Across the listing below, how many lines include the string "Shift"? Reply with the number alone.

----------

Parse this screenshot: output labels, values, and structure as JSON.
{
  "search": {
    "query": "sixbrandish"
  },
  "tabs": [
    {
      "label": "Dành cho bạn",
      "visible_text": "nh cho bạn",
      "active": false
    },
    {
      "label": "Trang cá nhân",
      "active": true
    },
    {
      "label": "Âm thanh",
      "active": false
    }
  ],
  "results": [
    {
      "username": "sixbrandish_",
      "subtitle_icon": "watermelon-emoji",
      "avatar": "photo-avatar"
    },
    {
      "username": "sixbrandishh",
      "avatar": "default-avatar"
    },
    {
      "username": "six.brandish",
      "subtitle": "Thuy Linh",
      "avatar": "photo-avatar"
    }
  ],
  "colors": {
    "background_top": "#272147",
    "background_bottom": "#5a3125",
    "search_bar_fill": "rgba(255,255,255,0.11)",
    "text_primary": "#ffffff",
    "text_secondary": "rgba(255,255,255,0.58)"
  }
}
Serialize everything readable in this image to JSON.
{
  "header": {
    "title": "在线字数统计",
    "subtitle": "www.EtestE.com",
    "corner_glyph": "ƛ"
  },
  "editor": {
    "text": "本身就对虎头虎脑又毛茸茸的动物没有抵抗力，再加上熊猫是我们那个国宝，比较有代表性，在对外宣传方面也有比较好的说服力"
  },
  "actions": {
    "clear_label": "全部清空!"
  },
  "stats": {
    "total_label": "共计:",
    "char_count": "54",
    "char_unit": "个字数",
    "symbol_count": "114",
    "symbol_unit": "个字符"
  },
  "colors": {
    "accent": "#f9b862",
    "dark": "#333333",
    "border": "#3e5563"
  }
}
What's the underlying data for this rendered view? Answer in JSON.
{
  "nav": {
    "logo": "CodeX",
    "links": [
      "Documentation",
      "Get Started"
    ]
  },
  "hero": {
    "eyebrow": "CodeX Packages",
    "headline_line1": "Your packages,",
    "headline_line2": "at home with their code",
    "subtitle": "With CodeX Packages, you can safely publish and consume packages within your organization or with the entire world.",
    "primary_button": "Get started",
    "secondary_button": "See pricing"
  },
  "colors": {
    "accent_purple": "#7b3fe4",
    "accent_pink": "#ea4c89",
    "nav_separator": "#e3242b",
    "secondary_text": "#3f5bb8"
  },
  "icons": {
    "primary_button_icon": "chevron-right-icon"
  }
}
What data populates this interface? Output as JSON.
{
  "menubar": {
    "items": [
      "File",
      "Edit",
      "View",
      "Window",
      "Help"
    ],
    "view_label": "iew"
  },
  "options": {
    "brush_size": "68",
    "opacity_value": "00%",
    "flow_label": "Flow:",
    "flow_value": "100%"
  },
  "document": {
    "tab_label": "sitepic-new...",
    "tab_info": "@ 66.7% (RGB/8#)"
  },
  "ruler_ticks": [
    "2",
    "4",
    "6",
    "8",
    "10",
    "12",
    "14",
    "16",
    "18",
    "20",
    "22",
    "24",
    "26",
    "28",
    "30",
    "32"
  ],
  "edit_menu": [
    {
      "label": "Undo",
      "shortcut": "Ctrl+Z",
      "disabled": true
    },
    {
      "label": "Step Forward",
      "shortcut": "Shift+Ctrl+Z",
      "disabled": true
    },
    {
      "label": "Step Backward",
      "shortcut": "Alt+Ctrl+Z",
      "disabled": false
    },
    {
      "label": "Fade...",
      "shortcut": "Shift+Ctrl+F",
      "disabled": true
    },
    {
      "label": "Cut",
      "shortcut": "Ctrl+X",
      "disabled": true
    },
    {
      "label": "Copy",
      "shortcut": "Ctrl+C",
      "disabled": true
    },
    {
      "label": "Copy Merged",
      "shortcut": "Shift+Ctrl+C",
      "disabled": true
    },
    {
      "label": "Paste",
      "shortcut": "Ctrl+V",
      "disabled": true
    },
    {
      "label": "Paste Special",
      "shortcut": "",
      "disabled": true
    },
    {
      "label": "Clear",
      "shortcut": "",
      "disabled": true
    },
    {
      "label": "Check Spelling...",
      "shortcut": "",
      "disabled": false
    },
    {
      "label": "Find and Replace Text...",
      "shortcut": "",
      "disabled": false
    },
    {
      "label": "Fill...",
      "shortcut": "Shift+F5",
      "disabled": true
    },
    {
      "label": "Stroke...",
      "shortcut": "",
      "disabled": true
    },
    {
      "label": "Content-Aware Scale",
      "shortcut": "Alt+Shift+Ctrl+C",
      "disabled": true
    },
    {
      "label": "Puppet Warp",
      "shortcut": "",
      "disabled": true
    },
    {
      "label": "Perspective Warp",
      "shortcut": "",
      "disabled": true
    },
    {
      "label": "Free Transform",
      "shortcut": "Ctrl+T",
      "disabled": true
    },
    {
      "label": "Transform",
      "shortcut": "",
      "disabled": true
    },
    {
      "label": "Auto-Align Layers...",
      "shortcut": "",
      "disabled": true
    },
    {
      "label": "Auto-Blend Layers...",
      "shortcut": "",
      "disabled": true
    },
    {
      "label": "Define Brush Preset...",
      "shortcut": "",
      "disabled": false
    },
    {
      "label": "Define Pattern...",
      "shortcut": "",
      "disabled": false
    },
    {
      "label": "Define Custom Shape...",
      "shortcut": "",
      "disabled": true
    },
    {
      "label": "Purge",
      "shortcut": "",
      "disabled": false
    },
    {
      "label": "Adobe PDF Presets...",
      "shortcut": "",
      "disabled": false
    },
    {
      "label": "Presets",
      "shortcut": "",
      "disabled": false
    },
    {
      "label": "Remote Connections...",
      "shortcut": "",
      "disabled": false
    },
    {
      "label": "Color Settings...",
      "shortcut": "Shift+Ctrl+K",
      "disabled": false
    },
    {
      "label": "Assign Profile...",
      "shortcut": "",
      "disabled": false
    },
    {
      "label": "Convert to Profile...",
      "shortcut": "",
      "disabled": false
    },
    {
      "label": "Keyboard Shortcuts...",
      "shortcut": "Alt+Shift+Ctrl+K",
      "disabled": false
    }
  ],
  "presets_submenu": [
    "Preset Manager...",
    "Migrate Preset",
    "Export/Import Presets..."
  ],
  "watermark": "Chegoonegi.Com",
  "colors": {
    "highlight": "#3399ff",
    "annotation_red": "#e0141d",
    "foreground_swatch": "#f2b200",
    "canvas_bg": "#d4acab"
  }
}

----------

Exercise response
7